Could anyone have imagined the degree to which our world has become automated? From smartphones to fully automated data centers, we’ve experienced a technological revolution that has digitized everything from buying movie tickets to nearly all business processes. Ironically, the industry that has been the bedrock of it all, electronics manufacturing services (EMS), has not realized the same degree of innovation in their front-offices as they have pioneered on their shop floor.
When done wrongly, it is one of the most expensive, confusing, distracting, valueless wastes of time that manufacturing is ever required to do, but when done properly, it can be the one thing that saves the life of a manufacturing business, which can happen in several different ways. Traceability, in this new age of digital manufacturing, has never been so inexpensive, and with the recently increasing ingress of counterfeit materials, never more important.
As the next wave of flexible, more efficient, and more affordable factory automation options hits the market, the use of Automated Guided Vehicle (AGV) robots for lean manufacturing on the shop floor is becoming more common. Business leaders looking to stay on top are investing heavily in next generation technologies, combining the use of robots with their Manufacturing Execution Systems (MES) & Warehouse Management Systems (WMS) to reduce costs, increase throughput, improve worker safety, and enable complete traceability.
In this blog post, we cover highlights from a recent webinar with Aegis Software and Vecna Robotics: Breaking Down Islands for Lean Manufacturing. Read on to find out how leading manufacturers are creating a truly adaptive and totally visible factory with AGV, MES systems and WMS together with lean manufacturing principles.
Today’s shop floor is a highly-complex, continually-shifting environment. A recent study by Aberdeen Group polled today’s best-in-class manufacturers and found that the top reported pressures of modern manufacturing include:
• Differentiation while still improving quality (39%)
• The flexibly to respond to business demands (36%)
• Compliance with current and future industry regulations (27%)
While an Enterprise Resource Planning (ERP) system can solve challenges in areas such as capacity planning, inventory management, and business financials, today’s manufacturing environment requires much more than an ERP system alone — more flexibility, more data, and more connectivity.
For automotive manufacturers, large-scale product recalls can be devastating for business. Manufacturing Execution Software (MES) systems provide defect data in real time, ensuring flawed product doesn’t leave the factory. We recently completed a customer case study with Lear Automotive Electronics and Electrical Products in Shanghai, China, and in this blog post, we'll look the measurable benefits the company has realized as a result.

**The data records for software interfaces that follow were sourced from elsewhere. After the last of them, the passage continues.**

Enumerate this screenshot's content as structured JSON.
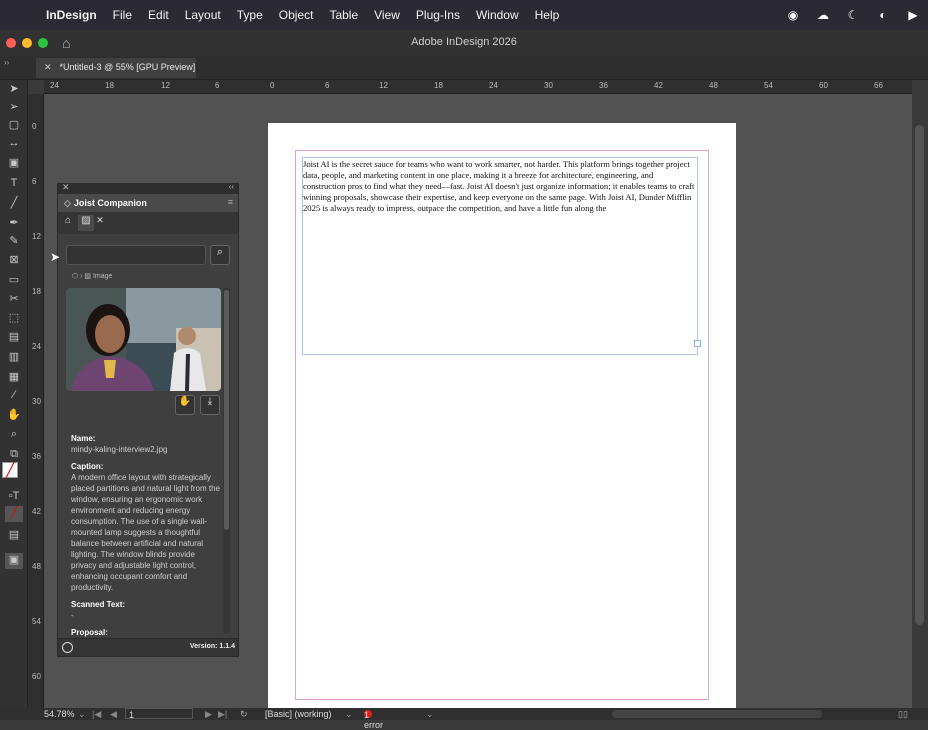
{
  "menubar": {
    "apple": "",
    "items": [
      "InDesign",
      "File",
      "Edit",
      "Layout",
      "Type",
      "Object",
      "Table",
      "View",
      "Plug-Ins",
      "Window",
      "Help"
    ]
  },
  "window": {
    "title": "Adobe InDesign 2026",
    "doc_tab": "*Untitled-3 @ 55% [GPU Preview]"
  },
  "ruler_top": [
    "24",
    "18",
    "12",
    "6",
    "0",
    "6",
    "12",
    "18",
    "24",
    "30",
    "36",
    "42",
    "48",
    "54",
    "60",
    "66"
  ],
  "ruler_left": [
    "0",
    "6",
    "12",
    "18",
    "24",
    "30",
    "36",
    "42",
    "48",
    "54",
    "60"
  ],
  "document": {
    "body_text": "Joist AI is the secret sauce for teams who want to work smarter, not harder. This platform brings together project data, people, and marketing content in one place, making it a breeze for architecture, engineering, and construction pros to find what they need—fast. Joist AI doesn't just organize information; it enables teams to craft winning proposals, showcase their expertise, and keep everyone on the same page. With Joist AI, Dunder Mifflin 2025 is always ready to impress, outpace the competition, and have a little fun along the"
  },
  "panel": {
    "title": "Joist Companion",
    "breadcrumb": "Image",
    "name_label": "Name:",
    "name_value": "mindy-kaling-interview2.jpg",
    "caption_label": "Caption:",
    "caption_value": "A modern office layout with strategically placed partitions and natural light from the window, ensuring an ergonomic work environment and reducing energy consumption. The use of a single wall-mounted lamp suggests a thoughtful balance between artificial and natural lighting. The window blinds provide privacy and adjustable light control, enhancing occupant comfort and productivity.",
    "scanned_label": "Scanned Text:",
    "scanned_value": "-",
    "proposal_label": "Proposal:",
    "proposal_value": "-",
    "version": "Version: 1.1.4"
  },
  "status": {
    "zoom": "54.78%",
    "page": "1",
    "preflight_profile": "[Basic] (working)",
    "errors": "1 error"
  }
}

Alibaba and DigiKey is not a supply chain strategy! So what are the ten most important things to consider when developing an outsourced manufacturing solution and the supply chain that surrounds it?
At Riverwood we see all kinds of supply chains, good, bad and darn right ugly. We see more vendors than most, and we visit an unhealthily large number of factories in all the world’s manufacturing geographies. Here’s a little of what we’ve learned along the way and what we like to consider with clients when we start the vendor selection process.
As I see it a number of factors are throwing up another golden age of electronics innovation, led by new markets and supported by enabling technologies, excellent outsourced product fulfillment and good access to venture capital
As I mentioned in one of my previous blogs, 2015 closed on the heels of a very successful presence at Productronica in Munich, Germany. As well as enjoying the best event we’ve had in terms of enquiries and interest, I also took part in a number of video interviews, press meetings and some fascinating roundtable debating topics around Industry 4.0, IoM and factory automation.
We've seen so very much in the media recently about IoT and its potential to benefit consumer and manufacturer alike. Trends around IoM (Internet of Manufacturing) and Industry 4.0 are all largely focused on operations but where does the potential lie for big data within the supply chain?
I’m back in San Jose after CES and thought I’d put down a few thoughts on this year’s exhibition floor, keynotes and presentations.